◆ WHAT IS REQUIRED
Go to the line that contains "Serialize everything readable". Restate that line and each one after it exactly, through the end of the records, without pictures.
DATA FOR THE TASK Block Start
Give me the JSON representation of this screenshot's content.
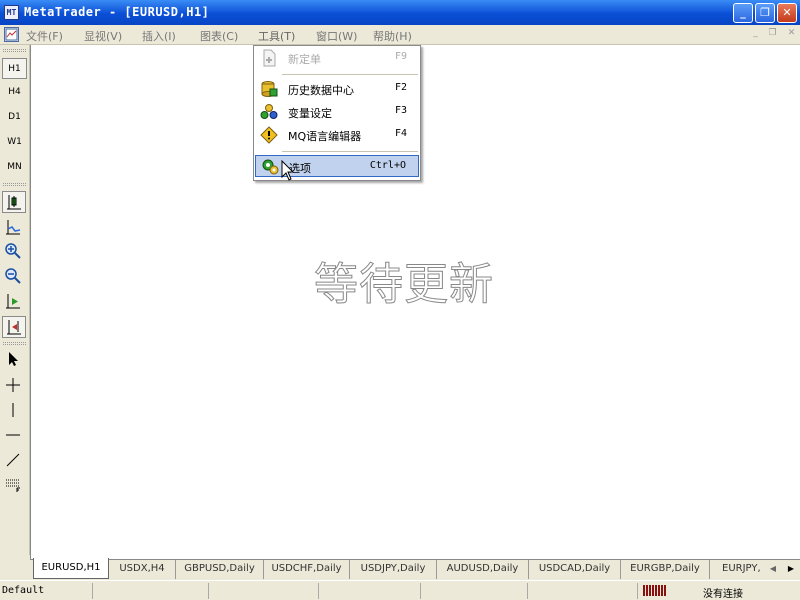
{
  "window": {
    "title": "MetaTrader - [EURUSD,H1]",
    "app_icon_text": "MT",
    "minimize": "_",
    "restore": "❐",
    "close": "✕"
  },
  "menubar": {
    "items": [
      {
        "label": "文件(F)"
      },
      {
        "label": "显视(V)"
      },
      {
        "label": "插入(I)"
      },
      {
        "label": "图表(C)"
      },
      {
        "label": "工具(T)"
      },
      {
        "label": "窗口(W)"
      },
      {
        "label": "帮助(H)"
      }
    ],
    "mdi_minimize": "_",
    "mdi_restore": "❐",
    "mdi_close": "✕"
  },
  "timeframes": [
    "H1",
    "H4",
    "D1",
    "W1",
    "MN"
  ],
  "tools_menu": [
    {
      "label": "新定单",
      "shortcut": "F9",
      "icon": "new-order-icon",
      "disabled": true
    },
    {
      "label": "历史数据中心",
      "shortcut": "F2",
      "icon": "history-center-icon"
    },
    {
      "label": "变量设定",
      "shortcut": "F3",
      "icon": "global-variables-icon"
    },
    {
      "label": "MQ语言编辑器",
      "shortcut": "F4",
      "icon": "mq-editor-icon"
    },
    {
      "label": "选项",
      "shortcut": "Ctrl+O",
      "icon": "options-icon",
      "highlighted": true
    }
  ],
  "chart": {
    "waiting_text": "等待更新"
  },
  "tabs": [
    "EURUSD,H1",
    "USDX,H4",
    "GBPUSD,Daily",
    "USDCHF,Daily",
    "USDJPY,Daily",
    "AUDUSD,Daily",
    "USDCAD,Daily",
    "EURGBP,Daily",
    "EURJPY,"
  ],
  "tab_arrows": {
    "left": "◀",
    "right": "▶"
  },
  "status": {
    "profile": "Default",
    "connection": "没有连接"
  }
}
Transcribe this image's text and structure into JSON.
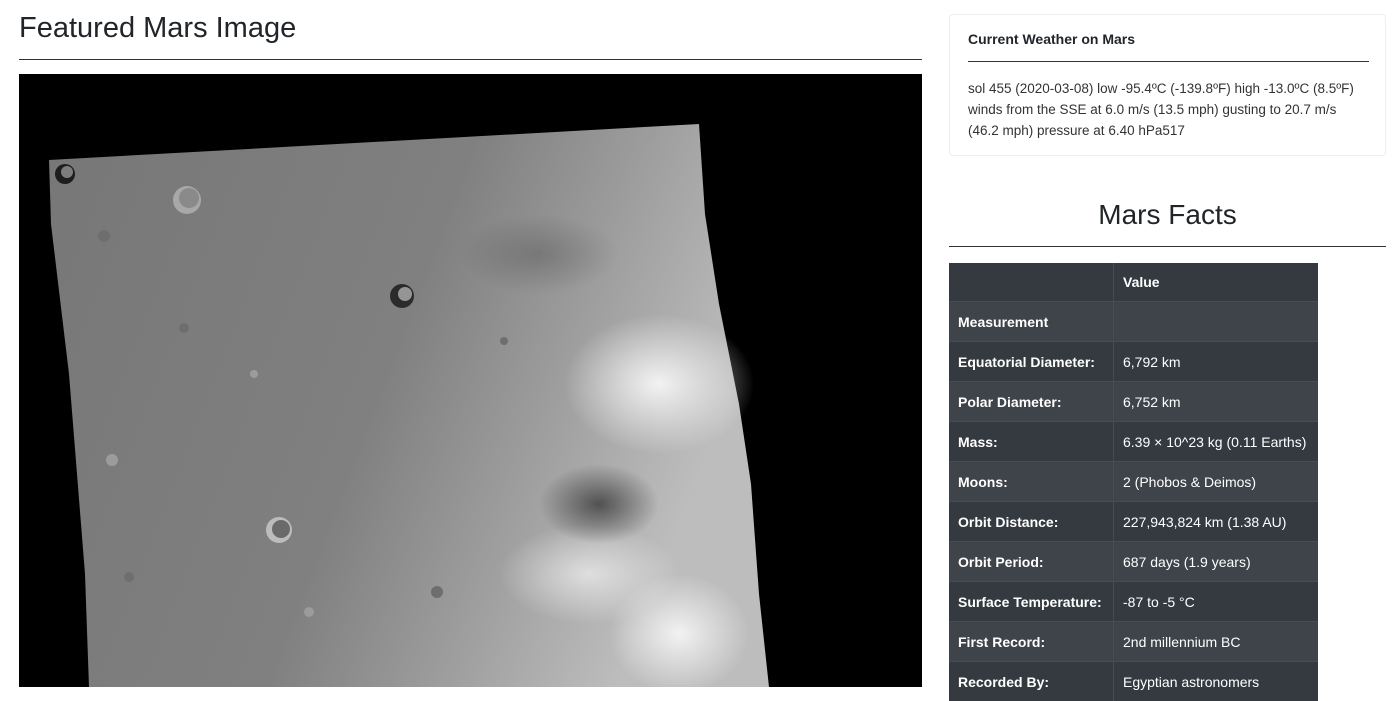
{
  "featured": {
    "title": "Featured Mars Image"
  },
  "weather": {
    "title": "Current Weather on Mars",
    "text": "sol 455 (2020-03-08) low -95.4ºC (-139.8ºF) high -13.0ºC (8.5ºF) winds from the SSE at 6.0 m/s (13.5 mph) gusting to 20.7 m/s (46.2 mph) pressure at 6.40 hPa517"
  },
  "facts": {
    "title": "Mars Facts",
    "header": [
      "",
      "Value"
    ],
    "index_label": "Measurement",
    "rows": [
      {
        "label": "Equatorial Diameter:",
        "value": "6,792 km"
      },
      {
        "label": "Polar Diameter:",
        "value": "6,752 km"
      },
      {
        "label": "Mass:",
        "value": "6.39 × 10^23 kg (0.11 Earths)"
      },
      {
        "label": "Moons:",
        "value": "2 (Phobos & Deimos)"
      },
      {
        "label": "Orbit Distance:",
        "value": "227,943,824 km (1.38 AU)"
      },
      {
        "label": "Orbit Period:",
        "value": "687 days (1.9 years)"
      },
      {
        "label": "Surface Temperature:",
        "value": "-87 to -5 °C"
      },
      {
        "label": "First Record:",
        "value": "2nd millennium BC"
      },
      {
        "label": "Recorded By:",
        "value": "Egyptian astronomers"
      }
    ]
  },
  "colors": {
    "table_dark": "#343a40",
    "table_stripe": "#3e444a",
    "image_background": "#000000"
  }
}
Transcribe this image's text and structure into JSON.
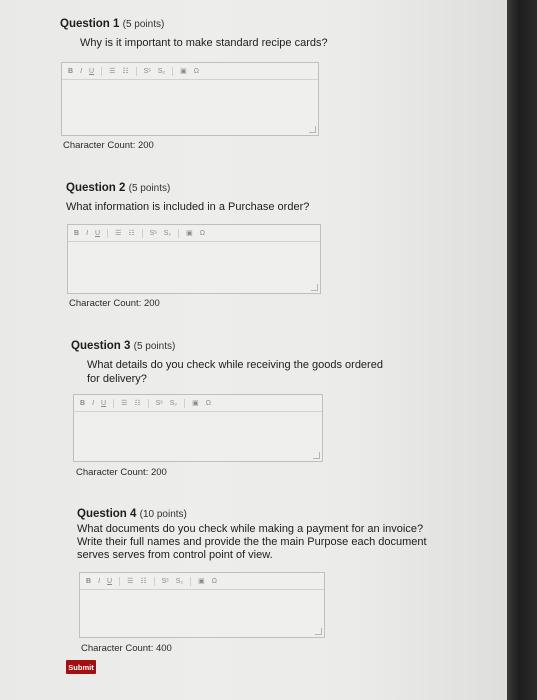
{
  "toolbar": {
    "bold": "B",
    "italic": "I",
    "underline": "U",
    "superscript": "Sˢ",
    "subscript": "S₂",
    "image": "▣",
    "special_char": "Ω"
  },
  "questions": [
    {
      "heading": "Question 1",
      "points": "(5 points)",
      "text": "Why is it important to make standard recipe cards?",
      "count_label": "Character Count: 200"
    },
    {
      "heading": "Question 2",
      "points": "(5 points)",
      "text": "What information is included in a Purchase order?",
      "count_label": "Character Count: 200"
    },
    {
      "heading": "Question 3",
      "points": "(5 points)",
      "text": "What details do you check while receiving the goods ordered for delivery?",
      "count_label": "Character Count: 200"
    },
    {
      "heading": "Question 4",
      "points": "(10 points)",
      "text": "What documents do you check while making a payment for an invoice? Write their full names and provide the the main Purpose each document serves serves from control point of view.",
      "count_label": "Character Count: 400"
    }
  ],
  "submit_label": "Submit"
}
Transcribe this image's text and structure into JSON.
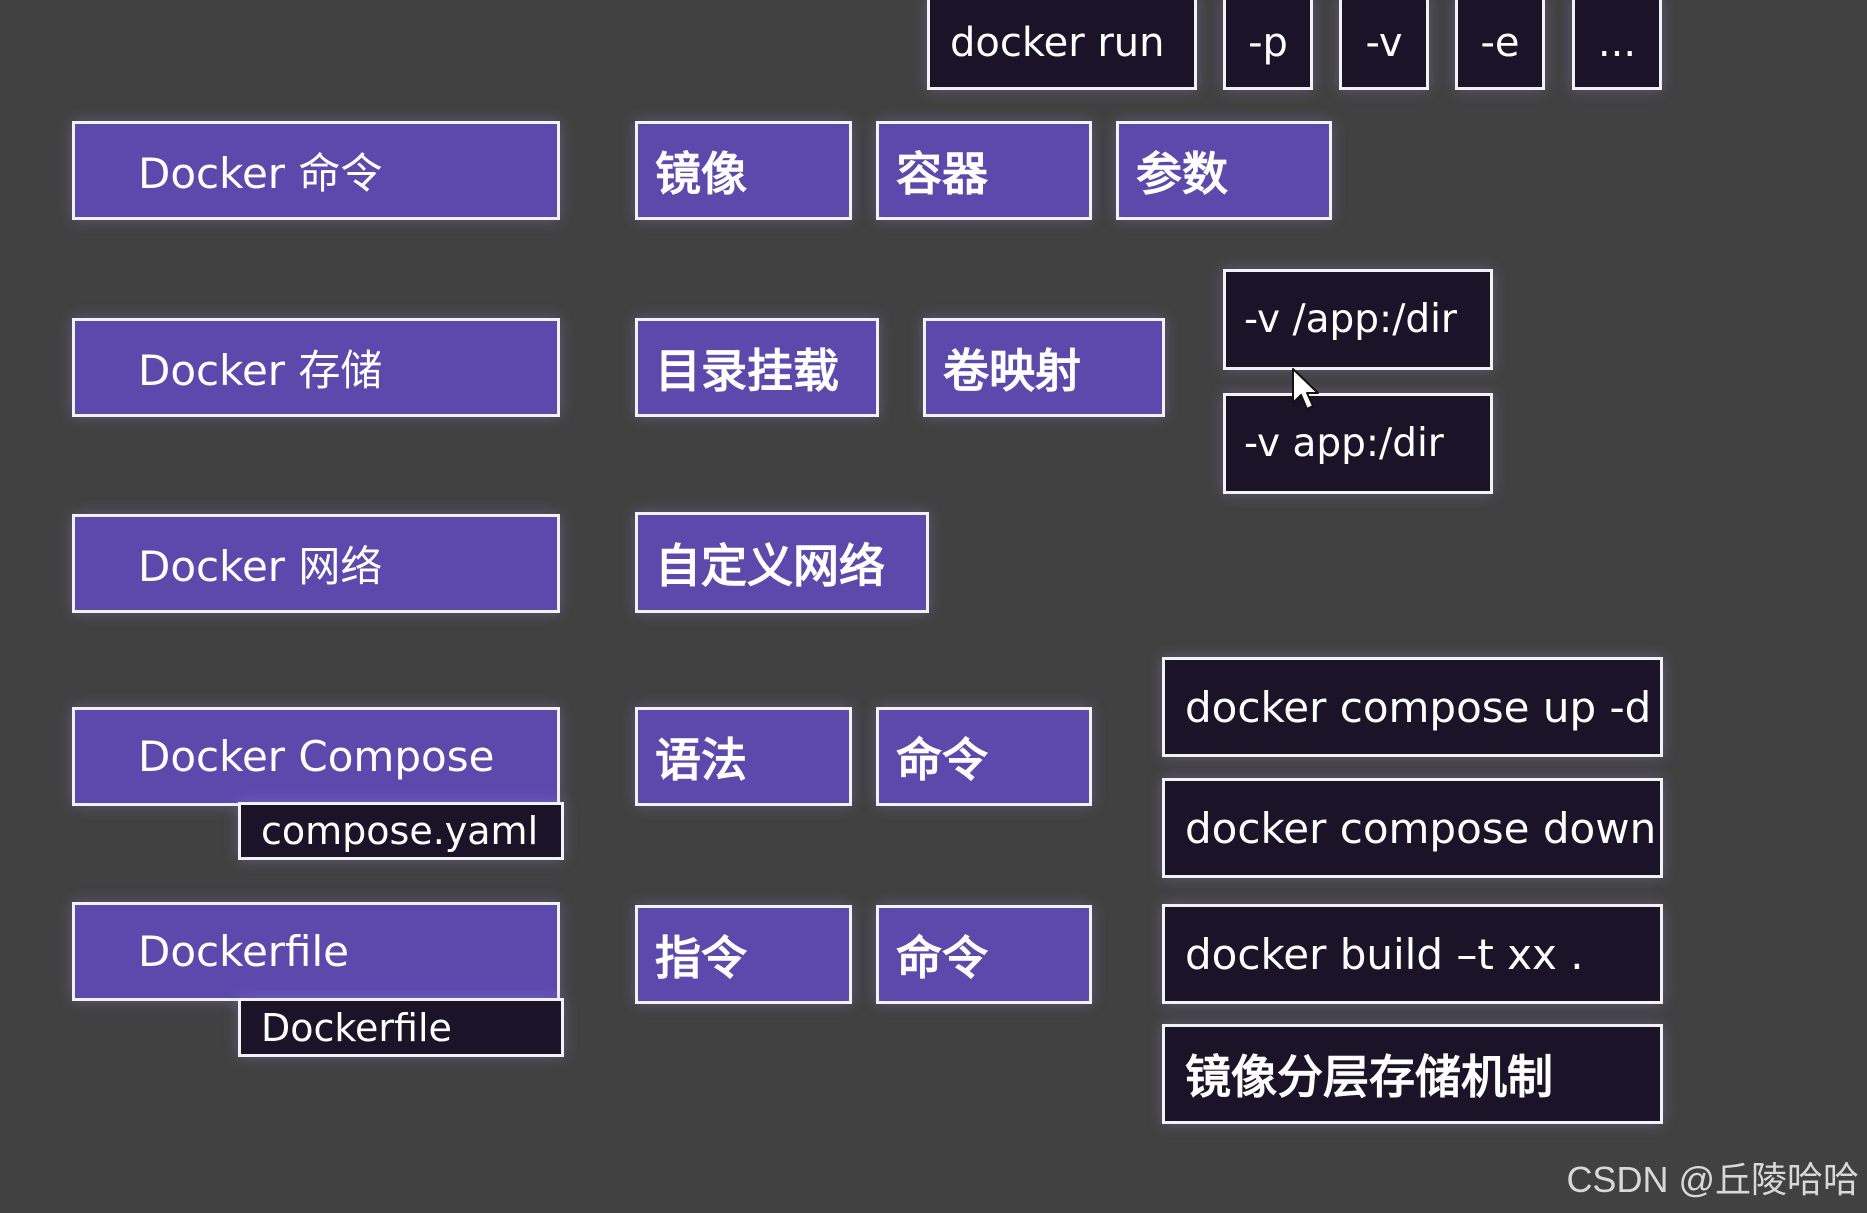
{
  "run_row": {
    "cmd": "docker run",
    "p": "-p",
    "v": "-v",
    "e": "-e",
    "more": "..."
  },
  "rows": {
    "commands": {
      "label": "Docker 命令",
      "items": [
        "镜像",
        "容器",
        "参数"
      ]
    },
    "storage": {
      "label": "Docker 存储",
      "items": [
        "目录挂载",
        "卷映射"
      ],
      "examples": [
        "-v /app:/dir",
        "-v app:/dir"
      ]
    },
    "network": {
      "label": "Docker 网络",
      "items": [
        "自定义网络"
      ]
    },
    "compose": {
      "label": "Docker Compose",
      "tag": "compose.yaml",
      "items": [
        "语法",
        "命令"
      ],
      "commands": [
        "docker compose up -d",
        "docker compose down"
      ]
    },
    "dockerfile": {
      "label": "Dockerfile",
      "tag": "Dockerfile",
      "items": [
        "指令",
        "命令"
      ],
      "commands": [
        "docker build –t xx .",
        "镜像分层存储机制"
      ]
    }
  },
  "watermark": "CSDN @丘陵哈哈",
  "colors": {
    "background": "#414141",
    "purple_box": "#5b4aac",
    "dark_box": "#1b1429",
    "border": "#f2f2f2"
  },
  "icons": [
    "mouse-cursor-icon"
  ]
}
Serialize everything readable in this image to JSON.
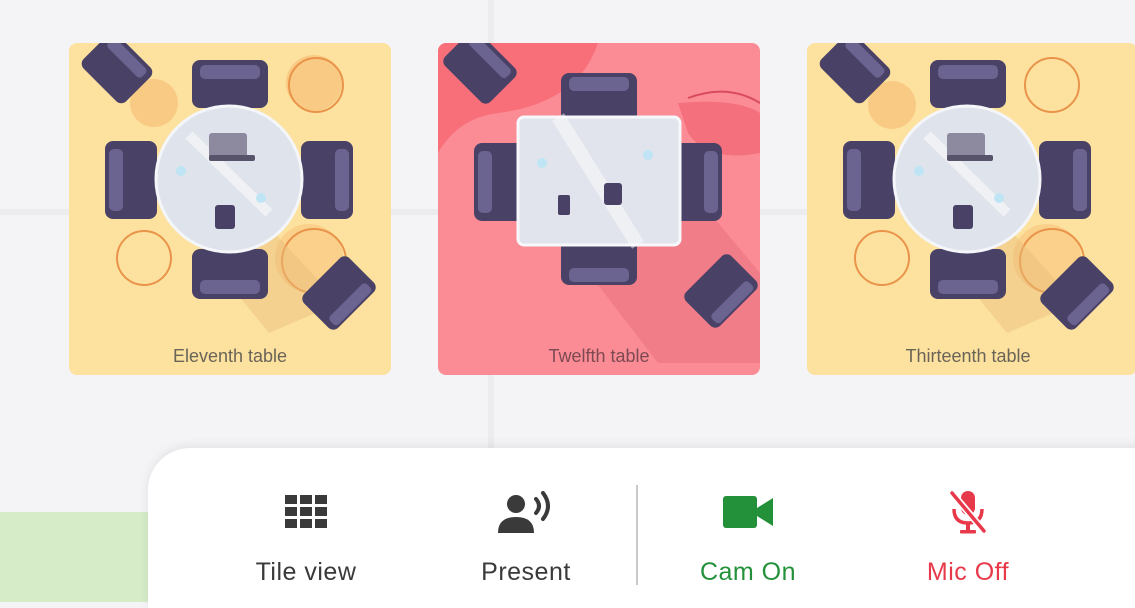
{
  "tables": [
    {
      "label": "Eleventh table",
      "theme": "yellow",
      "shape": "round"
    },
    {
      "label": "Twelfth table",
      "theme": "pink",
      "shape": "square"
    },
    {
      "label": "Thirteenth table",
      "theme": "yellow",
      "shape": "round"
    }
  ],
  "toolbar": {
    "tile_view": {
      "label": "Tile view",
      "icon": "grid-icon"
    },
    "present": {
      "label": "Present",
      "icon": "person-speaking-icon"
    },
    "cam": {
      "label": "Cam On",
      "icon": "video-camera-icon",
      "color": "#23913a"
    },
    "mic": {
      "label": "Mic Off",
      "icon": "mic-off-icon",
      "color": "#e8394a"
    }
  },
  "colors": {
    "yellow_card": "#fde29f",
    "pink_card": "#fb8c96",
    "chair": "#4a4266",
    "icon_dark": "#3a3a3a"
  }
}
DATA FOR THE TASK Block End
◆ ANSWER SECTION
Serialize everything readable in this image to JSON.
{
  "tables": [
    {
      "label": "Eleventh table",
      "theme": "yellow",
      "shape": "round"
    },
    {
      "label": "Twelfth table",
      "theme": "pink",
      "shape": "square"
    },
    {
      "label": "Thirteenth table",
      "theme": "yellow",
      "shape": "round"
    }
  ],
  "toolbar": {
    "tile_view": {
      "label": "Tile view",
      "icon": "grid-icon"
    },
    "present": {
      "label": "Present",
      "icon": "person-speaking-icon"
    },
    "cam": {
      "label": "Cam On",
      "icon": "video-camera-icon",
      "color": "#23913a"
    },
    "mic": {
      "label": "Mic Off",
      "icon": "mic-off-icon",
      "color": "#e8394a"
    }
  },
  "colors": {
    "yellow_card": "#fde29f",
    "pink_card": "#fb8c96",
    "chair": "#4a4266",
    "icon_dark": "#3a3a3a"
  }
}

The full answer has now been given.